Soham murder suspect Ian Huntley told a BBC producer the police thought he had killed Holly Wells and Jessica Chapman, the Old Bailey has heard.
Ian Huntley is accused of murdering Jessica Chapman and Holly Wells
Debbie Tubby said the caretaker told her the police had searched his house and believed he was the last person to see the girls alive.
Four days after they went missing he asked if the police had found the girls' clothes, Miss Tubby said.
Mr Huntley denies murdering the girls, who disappeared in August 2002.
But he admits conspiring to pervert the course of justice.
His former girlfriend Maxine Carr denies helping an offender and conspiring to pervert the course of justice.
The two schoolgirls went missing after a family barbecue at the Wells' home on 4 August. Their bodies were found 13 days later in a ditch near RAF Lakenheath in Suffolk.

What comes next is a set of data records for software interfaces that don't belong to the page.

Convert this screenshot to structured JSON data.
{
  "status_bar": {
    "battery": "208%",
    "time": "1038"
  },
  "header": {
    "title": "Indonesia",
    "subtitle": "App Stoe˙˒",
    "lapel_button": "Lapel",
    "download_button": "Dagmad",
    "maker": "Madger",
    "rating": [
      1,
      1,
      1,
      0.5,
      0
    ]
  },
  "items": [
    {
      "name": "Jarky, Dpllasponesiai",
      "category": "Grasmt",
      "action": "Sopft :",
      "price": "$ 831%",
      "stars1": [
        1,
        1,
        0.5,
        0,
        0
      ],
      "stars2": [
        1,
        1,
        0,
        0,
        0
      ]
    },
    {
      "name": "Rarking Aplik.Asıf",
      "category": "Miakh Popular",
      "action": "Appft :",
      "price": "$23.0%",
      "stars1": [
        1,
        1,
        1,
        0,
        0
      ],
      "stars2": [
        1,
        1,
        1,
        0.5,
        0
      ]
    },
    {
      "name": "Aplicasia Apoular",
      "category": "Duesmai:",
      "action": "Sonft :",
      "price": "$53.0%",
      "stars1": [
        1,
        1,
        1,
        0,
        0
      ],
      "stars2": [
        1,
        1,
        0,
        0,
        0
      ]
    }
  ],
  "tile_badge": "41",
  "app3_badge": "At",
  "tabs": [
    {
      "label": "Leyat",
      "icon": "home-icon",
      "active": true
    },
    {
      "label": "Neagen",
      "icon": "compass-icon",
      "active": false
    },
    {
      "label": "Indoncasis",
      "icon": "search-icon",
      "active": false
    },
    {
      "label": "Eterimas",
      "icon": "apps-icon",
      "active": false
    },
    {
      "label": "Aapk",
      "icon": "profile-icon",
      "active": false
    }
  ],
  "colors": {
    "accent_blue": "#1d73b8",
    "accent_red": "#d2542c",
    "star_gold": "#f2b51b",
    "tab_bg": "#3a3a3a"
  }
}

The jury also watched tapes of television interviews given by Mr Huntley and Ms Carr to Sky News on 15 August.
Mr Huntley said he had been the last person to see the girls, while Ms Carr described them as lovely and bubbly.
Earlier, Pc Tim Cleary told jurors how Mr Huntley had seemed to have "a great sense of guilt, that he could have done more when he met the children".
He also said they had discussed other child murder cases including Sarah Payne and Milly Dowler, who was then still missing.
Scottish journalist James McKillop, of the Herald, told the court how he had gone to Mr Huntley's house with other reporters on 8 August.
Mr Huntley had been "choking back the tears, his eyes were welling" when he described seeing the girls on the night they disappeared, Mr McKillop told the court.
"It was as if they had just dropped off the face of the world", the reporter claimed he said.
On Tuesday the court heard how Ian Huntley told a friend he believed Holly Wells and Jessica Chapman were dead, three days after they went missing.
Salesman Martin Mahoney, who sold cleaning products to the school and knew Mr Huntley as Ian Nixon, said he commented on "the awful business" when he called on Mr Huntley on 7 August about some materials.
He said to Mr Huntley that police would probably find them, but the caretaker replied: "No they'll be dead."
The court also heard how Mr Huntley told a hitch-hiker that he was one of the last people to see the girls alive.
Robert Jeynes, who was picked up by the couple just outside Grimsby, said a conversation about the missing girls had set off alarm bells for him.
He said Mr Huntley mentioned a woman who had been on TV the previous night and had "supposedly" seen the girls on the Monday.
The court then heard from a series of police officers involved in the search for
Mr Huntley denies murder
Sergeant Mark Barker, leading the search, told the court how on 7 August, Mr Huntley had shown him round the school hangar but said he only had keys to one half of the building.
But the other side had been left unlocked so police were able to search the building, Sgt Barker told the court.
This was where the charred remains of the girls' clothes were found during a later search.
Later the court heard how Mr Huntley had brought up the subject of DNA with a number of officers.
He asked Special Constable Michael Kerr what the police needed for DNA evidence, to which the officer replied "hair, skin cells or saliva".
The case continues.